Doctors across the world are suffering from ‘a pandemic of physician burnout’, the new President of the World Medical Association warned today.
Dr. Leonid Eidelman, past President of the Israeli Medical Association, in his inaugural speech at the WMA’s annual General Assembly in Reykjavik, Iceland said that nearly half of the world’s 10 million physicians had symptoms of burnout, including emotional exhaustion, interpersonal disengagement, and a low sense of personal accomplishment.
This pandemic was being caused, among other things, by very dynamic and changing working conditions and was a ‘blow to modern medicine’.
He added: ‘Physician burnout is a symptom of a larger problem – a healthcare system that increasingly overworks doctors and undervalues their health needs’.

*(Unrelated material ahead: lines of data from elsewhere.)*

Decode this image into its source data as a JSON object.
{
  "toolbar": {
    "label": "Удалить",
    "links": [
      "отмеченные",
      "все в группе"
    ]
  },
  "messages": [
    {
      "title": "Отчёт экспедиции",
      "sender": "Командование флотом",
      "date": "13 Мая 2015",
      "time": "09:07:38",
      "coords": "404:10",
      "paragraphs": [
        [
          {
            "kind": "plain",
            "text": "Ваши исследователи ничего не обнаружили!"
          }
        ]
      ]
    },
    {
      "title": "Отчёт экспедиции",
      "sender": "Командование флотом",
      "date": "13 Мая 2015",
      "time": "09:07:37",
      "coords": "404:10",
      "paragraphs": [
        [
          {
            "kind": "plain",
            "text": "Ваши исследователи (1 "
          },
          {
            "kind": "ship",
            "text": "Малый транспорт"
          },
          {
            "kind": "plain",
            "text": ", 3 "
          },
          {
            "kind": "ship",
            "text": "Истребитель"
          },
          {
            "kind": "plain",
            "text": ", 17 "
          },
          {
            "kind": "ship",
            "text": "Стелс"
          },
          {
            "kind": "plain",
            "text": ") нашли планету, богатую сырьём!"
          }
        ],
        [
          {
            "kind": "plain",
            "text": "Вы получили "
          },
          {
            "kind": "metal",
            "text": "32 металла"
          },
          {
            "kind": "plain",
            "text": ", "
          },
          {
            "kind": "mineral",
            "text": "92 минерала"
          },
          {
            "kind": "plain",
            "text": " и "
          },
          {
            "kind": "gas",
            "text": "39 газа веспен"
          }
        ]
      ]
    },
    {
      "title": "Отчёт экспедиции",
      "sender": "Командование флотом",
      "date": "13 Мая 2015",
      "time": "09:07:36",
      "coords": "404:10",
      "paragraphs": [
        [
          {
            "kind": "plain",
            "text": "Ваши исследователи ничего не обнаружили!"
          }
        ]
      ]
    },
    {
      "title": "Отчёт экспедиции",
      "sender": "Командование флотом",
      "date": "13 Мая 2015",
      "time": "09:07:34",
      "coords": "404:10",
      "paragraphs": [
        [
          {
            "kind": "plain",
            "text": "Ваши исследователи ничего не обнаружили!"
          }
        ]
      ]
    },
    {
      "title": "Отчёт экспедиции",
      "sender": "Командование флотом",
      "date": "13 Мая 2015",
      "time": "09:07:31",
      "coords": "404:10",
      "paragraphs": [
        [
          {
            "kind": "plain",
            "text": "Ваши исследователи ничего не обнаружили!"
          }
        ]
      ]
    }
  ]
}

Dr. Eidelman said that burnout endangered society. ‘For years the practice of medicine followed long-standing traditions. A physician possessed a unique body of knowledge to use in the care of patients. This kind of the doctor-patient interaction was paramount and served as the foundation of a personal, caring relationship. But the forces changing 21st century society and medicine are transforming this tradition’.
He said he would dedicate his year as WMA president to the issue of how medicine would look in 2030 and what role physicians would play in the future.
‘I believe that it is the time for WMA to take a sophisticated, scientific and innovative look to the future and to help both physicians and patients become prepared for the huge changes in medicine over the next decade’.
They could predict that the future world of medicine would be a world of electronic health records, robots, artificial intelligence and machine learning as well as highly developed communication means.
‘We can predict that physicians will provide integrated care as members of multidisciplinary teams and will perform more complex tasks in an increasingly complex work environment, although the question remains: who will be the leaders of these teams?’
Dr. Eidelman said that physician burnout negatively influenced the quality of care and shortened the life-time a physician was able to practice medicine.
‘This is a great problem for society suffering from a shortage of physicians, which is common in most countries of the world. In the future of universal health coverage there is a need for a growing number of burnout-free physicians’.
The quality and safety of patient care depended on high-functioning physicians.
‘Physicians are dealing with an incredible amount of work stress as they confront growing administrative burden, rising operating costs, new technology and an increasing patient demand for frontline care’.
Dr. Eidelman concluded by saying: ‘Notwithstanding any future changes, patients and physicians will continue to exist, and we will continue to honor our social contract.
‘Every day, we are given the great privilege of being invited into our patients’ lives. We are with patients when they are born and when they die; we provide advice and comfort; we prevent illness and treat and manage disease. Our patients trust us, and we have always taken our advocacy role very seriously. It is part of the essence of our professionalism and we will keep our patients at the center of everything we do’.